Potassium deficiency in cotton can severely restrict yield and reduce grades. In 2006, potassium deficiency was a widespread problem in parts of Virginia.
Early signs of potassium deficiency, primarily yellowing between the veins of the cotton leaf, showed up in Virginia in late July. Once it occurs, it is too late to do much about it.
Virginia Cotton Specialist Joel Faircloth says there are numerous reasons for potassium deficiency in Virginia.
The first is a result of 900-plus pound per acre cotton yields in 2004 and 2005 and a high boll load in 2006. Successive high yielding cotton crops have placed a high demand on all nutrients, including potassium.
In 2006, early spring rains restricted root growth in early planted cotton throughout the Virginia cotton-producing belt. The cotton crop was set up with a small root mass, then the drought came, and there was no extended root system to go out and get nutrients — those in short supply were the hardest to absorb for the cotton plant, Faircloth explains.
“We have seen more potassium deficiency this year, and it tends to show up more in sandy soils than in heavier soils,” Faircloth says. At the Tidewater Area Research and Extension Center in Holland, Va., potassium deficiency showed up about mid-season, according to Faircloth.
“Once the margin of the leaves start to crinkle from potassium deficiency, leafspot sets in, ethylene production increases, and leaves start to fall off. Then, growers don't have to worry about defoliation, but they will see some significant yield losses, Faircloth contends.
In USDA testing, a 60 pound per acre drop in uptake of potassium resulted in a 500 pound per acre yield loss. Most of the yield losses caused by potassium deficiency can be avoided by proper soil sampling.
Advanced grid sampling and zone sampling techniques can make fertilizer application very precise.
Likewise detecting the problem early can give growers some options. In the early stages of potassium deficiency, cotton plants begin to turn a darker shade of green. The top leaves then will become mottled with light green to gold mottling between the veins.
If leaf petiole analysis is taken at this stage, these leaves will likely be in the 1-2 percent range.
As potassium deficiency continues to develop, top leaves continue to turn yellowish-green to gold and leaf edges begin turning brown, but bottom leaves usually appear normal.
Within 7-8 weeks of the onset of potassium deficiency, leaves turn a reddish-brown in color and are shriveled and curled. Most bottom leaves still appear normal.
Potassium deficiency is sometimes confused with verticillium wilt in cotton. With verticillium wilt, the vascular tissue of the stem is discolored and light to dark brown in color.
To determine if verticillium wilt is present, the stem should be sliced with a knife and examined for vascular discoloration.
In Georgia, growers have had major problems with early-occurring potassium deficiency. In some cases cotton has been totally defoliated by the fourth week of bloom. Severe drought throughout the growing season in 2006 over-shadowed all production problems, including potassium deficiency.

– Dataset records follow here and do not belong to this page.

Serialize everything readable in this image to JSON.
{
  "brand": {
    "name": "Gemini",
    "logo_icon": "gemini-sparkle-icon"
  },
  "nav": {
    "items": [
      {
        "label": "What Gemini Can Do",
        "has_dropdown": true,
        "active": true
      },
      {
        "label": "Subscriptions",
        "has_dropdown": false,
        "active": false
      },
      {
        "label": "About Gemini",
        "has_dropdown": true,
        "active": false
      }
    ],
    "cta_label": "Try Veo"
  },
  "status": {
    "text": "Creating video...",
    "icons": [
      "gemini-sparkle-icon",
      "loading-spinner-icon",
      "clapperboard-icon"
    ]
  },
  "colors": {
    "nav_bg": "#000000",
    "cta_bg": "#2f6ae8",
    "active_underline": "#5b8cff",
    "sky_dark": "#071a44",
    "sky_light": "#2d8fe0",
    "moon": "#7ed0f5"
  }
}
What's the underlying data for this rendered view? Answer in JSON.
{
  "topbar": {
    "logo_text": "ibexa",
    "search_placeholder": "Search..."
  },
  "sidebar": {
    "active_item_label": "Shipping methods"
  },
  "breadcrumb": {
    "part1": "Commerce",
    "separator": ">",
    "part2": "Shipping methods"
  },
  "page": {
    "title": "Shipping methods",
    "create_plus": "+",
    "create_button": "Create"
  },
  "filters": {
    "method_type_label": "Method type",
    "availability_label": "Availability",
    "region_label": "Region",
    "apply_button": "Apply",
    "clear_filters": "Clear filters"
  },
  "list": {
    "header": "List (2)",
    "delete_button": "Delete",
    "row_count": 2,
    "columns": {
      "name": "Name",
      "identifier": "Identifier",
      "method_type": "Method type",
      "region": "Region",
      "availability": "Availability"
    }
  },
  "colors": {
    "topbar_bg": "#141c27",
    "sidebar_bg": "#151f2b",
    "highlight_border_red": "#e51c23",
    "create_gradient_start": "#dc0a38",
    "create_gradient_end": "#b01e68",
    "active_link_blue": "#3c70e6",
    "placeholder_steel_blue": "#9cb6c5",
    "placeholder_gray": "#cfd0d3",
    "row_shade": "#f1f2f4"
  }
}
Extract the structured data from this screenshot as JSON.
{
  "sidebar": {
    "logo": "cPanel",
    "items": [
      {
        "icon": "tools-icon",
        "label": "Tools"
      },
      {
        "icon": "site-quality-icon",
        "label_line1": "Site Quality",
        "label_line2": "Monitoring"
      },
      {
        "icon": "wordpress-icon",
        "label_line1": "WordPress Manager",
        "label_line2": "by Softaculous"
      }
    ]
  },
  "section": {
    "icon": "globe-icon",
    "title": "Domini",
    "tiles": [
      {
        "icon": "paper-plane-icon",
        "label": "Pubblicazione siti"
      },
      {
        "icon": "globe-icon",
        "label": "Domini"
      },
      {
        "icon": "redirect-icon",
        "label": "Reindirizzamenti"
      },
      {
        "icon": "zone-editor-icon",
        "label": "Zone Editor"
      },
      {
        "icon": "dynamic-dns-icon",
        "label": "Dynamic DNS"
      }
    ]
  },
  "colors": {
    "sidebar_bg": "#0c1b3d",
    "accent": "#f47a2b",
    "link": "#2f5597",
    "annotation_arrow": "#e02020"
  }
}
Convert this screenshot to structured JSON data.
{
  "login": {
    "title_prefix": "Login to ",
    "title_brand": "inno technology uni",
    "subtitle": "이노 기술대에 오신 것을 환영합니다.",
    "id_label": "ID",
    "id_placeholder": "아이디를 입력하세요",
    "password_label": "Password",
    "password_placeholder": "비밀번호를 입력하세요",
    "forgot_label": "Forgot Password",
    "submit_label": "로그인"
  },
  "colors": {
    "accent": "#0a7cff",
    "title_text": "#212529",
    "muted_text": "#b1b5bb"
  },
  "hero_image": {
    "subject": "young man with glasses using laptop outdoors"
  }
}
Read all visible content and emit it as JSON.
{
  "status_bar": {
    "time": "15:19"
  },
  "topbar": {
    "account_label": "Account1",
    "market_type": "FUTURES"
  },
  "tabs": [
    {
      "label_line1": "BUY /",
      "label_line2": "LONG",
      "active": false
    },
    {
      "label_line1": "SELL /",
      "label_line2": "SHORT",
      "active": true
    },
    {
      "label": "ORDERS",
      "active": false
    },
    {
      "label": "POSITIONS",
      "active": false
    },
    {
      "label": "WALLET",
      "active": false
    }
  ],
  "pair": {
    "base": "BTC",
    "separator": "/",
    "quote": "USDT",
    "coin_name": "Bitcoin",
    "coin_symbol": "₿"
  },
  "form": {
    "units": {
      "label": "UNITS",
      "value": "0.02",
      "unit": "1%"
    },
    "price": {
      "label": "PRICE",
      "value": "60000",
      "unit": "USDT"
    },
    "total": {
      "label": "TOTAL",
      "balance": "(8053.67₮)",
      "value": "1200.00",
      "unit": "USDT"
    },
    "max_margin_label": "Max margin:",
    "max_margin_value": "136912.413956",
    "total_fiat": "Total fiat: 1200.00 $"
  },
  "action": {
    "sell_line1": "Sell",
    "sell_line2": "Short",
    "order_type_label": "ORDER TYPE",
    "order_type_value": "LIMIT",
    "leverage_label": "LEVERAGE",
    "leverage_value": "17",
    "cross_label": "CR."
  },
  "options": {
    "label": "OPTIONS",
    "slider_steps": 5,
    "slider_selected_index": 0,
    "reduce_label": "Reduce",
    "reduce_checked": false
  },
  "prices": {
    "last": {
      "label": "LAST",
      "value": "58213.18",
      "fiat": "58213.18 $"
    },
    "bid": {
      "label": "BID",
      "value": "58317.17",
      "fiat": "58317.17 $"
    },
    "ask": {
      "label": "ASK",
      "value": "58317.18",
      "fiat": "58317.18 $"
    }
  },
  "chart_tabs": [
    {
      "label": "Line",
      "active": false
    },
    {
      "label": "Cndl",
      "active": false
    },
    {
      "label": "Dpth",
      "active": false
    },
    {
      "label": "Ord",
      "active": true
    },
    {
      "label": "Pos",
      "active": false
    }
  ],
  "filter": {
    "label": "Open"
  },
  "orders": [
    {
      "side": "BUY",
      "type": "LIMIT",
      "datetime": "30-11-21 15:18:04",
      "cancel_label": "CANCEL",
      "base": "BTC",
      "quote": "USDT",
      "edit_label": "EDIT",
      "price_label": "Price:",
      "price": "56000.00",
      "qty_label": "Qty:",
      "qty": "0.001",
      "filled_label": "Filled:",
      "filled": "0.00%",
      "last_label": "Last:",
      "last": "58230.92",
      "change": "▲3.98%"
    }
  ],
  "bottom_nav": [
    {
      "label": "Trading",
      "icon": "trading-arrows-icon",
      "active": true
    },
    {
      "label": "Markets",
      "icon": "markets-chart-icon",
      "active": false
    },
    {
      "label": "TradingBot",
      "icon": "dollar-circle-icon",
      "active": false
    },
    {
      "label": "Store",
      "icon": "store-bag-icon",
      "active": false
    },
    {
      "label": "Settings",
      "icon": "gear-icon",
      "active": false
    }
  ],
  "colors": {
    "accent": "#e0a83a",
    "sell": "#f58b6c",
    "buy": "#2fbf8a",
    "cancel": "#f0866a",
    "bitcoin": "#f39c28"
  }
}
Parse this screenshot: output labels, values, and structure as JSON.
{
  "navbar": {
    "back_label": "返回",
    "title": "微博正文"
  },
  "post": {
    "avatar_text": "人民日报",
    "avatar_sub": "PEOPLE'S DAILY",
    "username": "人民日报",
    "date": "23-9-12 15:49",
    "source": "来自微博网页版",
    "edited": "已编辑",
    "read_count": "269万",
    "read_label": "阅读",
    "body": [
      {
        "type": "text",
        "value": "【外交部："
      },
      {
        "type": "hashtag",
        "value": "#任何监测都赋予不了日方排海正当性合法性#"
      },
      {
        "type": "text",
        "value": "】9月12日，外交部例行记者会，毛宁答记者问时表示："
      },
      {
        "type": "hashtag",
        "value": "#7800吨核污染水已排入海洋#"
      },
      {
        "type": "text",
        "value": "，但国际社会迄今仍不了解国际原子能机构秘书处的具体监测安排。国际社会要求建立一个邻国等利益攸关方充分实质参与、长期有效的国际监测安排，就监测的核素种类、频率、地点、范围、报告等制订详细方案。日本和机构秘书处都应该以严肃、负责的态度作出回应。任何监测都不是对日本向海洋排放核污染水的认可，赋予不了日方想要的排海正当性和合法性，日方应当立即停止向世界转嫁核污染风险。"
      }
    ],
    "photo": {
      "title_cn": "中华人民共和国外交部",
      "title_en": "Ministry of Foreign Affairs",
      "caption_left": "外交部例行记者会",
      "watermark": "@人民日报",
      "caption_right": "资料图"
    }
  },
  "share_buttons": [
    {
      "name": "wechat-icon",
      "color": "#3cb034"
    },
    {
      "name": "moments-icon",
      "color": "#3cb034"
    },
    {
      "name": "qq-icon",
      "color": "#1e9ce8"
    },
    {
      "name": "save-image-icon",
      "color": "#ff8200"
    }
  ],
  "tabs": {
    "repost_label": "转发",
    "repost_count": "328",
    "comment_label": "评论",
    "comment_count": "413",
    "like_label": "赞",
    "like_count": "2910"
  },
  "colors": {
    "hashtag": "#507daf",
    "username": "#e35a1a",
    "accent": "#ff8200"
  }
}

In the northern Delta potassium deficiency is an ongoing problem. Researchers there have determined that in some cases spraying potassium on cotton during late-season can correct the problem and significantly reduce yield losses.
A shorter growing season in Virginia may be contributing to the increase in potassium deficiency. Increases in potassium deficiency are partly due to a premature end of reproductive growth. Potassium deficient cotton plants also tend to set more flowers, over 10 percent in some tests, adding to the plant's demand for nutrients.
Though early maturing cotton varieties have been linked to potassium deficiency, there is little research data to support this association.
Cotton continues to be a popular crop, and a new crop, for some Virginia growers who have stopped growing peanuts and tobacco. Growing cotton requires some special care. “It is clear we need to pay more attention to potassium deficiency in Virginia,” Faircloth says.